Are modern weddings a threat to marriage? The BBC online quotes Giles Fraser's recent comments on the issue. What's your take?

A marriage made in hell?
From the BBC online


Has "an atmosphere of narcissism and self-promotion" worked its way into the idea of the modern wedding celebration?

Perhaps the thought won't be in the forefront of the minds of the thousands of people wending their way to churches, town halls and marquees around the country this weekend.

But as wedding guests shake confetti from their clothes or tie ties around heads on the dance floor, they might reflect on the purpose of the big day.

The criticism was levelled by Rev Dr Giles Fraser, Canon Chancellor of St Paul's Cathedral, rippling the usually placid waters of the Today programme's Thought for he Day with concerns that that "too many modern weddings have just lost their way".

"I'd even say that they've become a threat to marriage itself," he added, arguing that the idea of self-sacrifice is lost when the ceremony is "specifically designed to be all about 'me', about being a 'princess for a day'".

Comments (2)

Fraser has a point.

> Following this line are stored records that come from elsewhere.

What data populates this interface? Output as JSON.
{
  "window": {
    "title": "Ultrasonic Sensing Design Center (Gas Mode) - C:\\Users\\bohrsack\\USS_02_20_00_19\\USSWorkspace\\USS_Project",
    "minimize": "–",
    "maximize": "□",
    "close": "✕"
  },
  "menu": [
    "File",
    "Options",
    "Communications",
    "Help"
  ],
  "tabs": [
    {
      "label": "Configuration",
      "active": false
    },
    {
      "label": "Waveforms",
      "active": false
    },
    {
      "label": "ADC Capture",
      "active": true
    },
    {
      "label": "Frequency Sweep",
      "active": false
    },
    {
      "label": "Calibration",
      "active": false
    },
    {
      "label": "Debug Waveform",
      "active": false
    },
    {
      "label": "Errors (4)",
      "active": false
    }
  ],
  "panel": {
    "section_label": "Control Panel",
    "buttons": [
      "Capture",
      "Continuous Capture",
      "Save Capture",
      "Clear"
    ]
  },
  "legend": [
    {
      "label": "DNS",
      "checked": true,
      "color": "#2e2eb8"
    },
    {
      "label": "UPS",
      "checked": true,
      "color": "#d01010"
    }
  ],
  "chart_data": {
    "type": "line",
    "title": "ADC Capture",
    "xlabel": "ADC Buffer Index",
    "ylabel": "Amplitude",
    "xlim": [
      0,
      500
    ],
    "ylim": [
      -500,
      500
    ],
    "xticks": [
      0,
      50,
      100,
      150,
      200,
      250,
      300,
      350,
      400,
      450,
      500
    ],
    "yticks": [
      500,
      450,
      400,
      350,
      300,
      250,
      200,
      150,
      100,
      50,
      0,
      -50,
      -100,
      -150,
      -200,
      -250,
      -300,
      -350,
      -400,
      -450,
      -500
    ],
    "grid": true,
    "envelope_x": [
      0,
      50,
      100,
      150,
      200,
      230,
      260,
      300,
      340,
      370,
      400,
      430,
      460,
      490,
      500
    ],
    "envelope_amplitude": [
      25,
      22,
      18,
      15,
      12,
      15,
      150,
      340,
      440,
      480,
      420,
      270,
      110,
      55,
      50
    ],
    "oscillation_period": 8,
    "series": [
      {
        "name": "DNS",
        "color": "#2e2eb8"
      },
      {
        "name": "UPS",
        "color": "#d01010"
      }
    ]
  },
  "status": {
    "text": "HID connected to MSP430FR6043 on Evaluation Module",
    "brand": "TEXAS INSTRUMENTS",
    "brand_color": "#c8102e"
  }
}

I'd even go so far to say that the aesthetics of many contemporary weddings are sexist, because the focus is so heavily cast on the bride, from the initial planning to the "big day," that the groom seems an irrelevant prop elbowed to the side. Not exactly a good way to mark the union of two people into a self-giving union of mutual commitment and decision-making, in which both count!

Gregory Orloff

In light of the Prop 8 decision yesterday, I'm aware that in the US I must distinguish between the state's secular concern for marriage and our sacramental beliefs -- personal belief, hope, religion, morality is not the purvue of the law. So I see Fraser's point being relative to the church. The English dilemma is that all citizens are entitled to the ministry of the church -- not in the US.

Curt- please sign your last name next time you comment. ed.

Add your comments

(If you haven't left a comment here before, you may need to be approved by the site owner before your comment will appear. Until then, it won't appear on the entry. Thanks for waiting.)

Reminder: At Episcopal Café, we hope to establish an ethic of transparency by requiring all contributors and commentators to make submissions under their real names. For more details see our Feedback Policy.

Advertising Space